Comparing yourself to others is a recipe for low self-esteem. There’s an illusion that comes from comparing ourselves to those around us and it’s not just psychological: It’s mathematical.

In 1991, sociologist Scott Feld published a paper with an unexpected result: On average, people don’t have as many friends as their friends do. The conclusion came from looking at data collected 30 years prior in a study looking at the friendships of teenagers from 12 different high schools, where each was asked to make a list of their friends. When two people named each other, it was considered a mutual friendship. These mutual relationships account for the reason people have fewer friends than their friends have. 

At first, Feld’s result seems as preposterous as the concept perpetual motion in physics. There are a finite amount of people in the world and with the way averages work, everything should balance out.

The result holds and applies in other situations. Ever wonder why everyone at the gym looks like the Hulk while you struggle to look like Bruce Banner?
Same reason.

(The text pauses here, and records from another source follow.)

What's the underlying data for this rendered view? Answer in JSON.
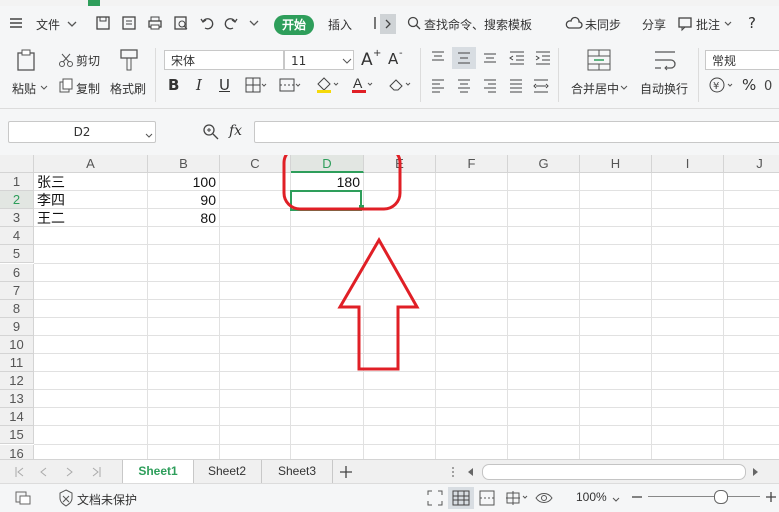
{
  "menu": {
    "file": "文件",
    "start": "开始",
    "insert": "插入",
    "search": "查找命令、搜索模板",
    "unsynced": "未同步",
    "share": "分享",
    "comment": "批注",
    "help": "?"
  },
  "toolbar": {
    "cut": "剪切",
    "copy": "复制",
    "paste": "粘贴",
    "format_painter": "格式刷",
    "font_name": "宋体",
    "font_size": "11",
    "bold": "B",
    "italic": "I",
    "underline": "U",
    "merge_center": "合并居中",
    "wrap_text": "自动换行",
    "number_format": "常规",
    "percent": "%",
    "grow": "A",
    "shrink": "A"
  },
  "formula_bar": {
    "name_box": "D2",
    "fx": "fx",
    "value": ""
  },
  "columns": [
    "A",
    "B",
    "C",
    "D",
    "E",
    "F",
    "G",
    "H",
    "I",
    "J"
  ],
  "rows": [
    "1",
    "2",
    "3",
    "4",
    "5",
    "6",
    "7",
    "8",
    "9",
    "10",
    "11",
    "12",
    "13",
    "14",
    "15",
    "16"
  ],
  "cells": {
    "A1": "张三",
    "A2": "李四",
    "A3": "王二",
    "B1": "100",
    "B2": "90",
    "B3": "80",
    "D1": "180"
  },
  "selected_cell": "D2",
  "sheets": [
    "Sheet1",
    "Sheet2",
    "Sheet3"
  ],
  "active_sheet": "Sheet1",
  "status": {
    "protect": "文档未保护",
    "zoom": "100%"
  },
  "colors": {
    "accent": "#2e9e5b",
    "highlight": "#e01f26"
  }
}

The idea is that the measured quality is inherently unbalanced. Not only does Joanne the Popular have 20 friends, but her numbers are counted in 20 different friend circles. Compare that to Joe the Nerd, whose three friends only bring down the average in three friend circles. Another way of looking at it is you’re more likely to befriend people with many friends than those with few. More recent results using Facebook have found that the result applies to cyber-friends as well.

Similarly, while many students visit Gregory Gym, the ones who you are most likely to see while you’re pumping iron are the ones who spend the most time there — that is to say, those who can practically bench press a Volkswagen.

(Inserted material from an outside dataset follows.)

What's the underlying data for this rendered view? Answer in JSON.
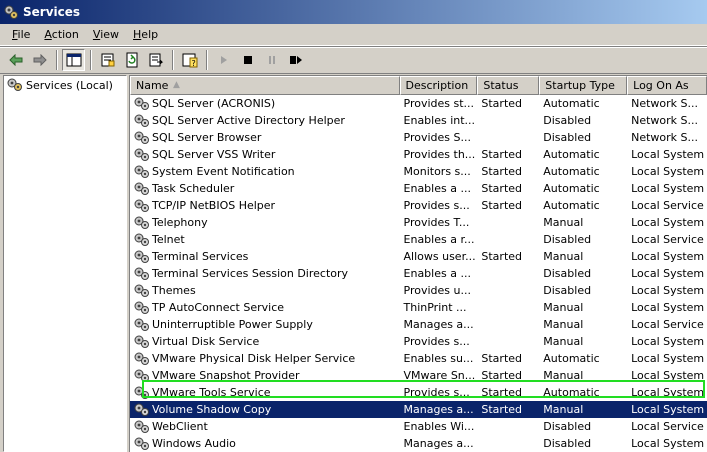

In short, this is another conclusion that seems to fall under the category of “averages can be misleading.” But unlike mean incomes or questions about averages on the SAT, the “Friend Paradox” may actually have some practical use.

The biggest potential application is in preventing the spread of disease. Suppose, for instance, that a major pandemic sweeps the nation and there’s a vaccine produced in limited supply. To prevent the disease from spreading, it makes sense to give the vaccine to those who are most connected to other people.

It’s for this reason, not only should you get a flu shot every year, but you should encourage your friends, co-workers and family to do so as well. The production of the yearly vaccination requires some guesswork, but according to the Center for Disease Control and Prevention, the risk reduction may only be about 60 percent. 

But if more people get the shot, then the virus can’t spread as easily. When you vaccinate yourself, you’re not just protecting yourself, you’re protecting others as well.

The science behind social networks also shows how interconnected we are. The term “Six Degrees of Separation” suggests that any given two people are only six nodes apart from each other, and experimental results are consistent with these conclusions. In a study, researchers gave participants the job of forwarding an email to someone who would forward that email to someone else with the intent of eventually reaching a target individual. The median result was between five and seven degrees of separation, though it’s unlikely the emails took the quickest path from the initial person to his or her target and the number is almost certainly much smaller for two people who are geographically close to
each other.

What does this mean? Nothing surprising, perhaps. But the next time you’re in a position to offer up a small bit of kindness to a stranger, remember they’re almost certainly a second or third-degree friend.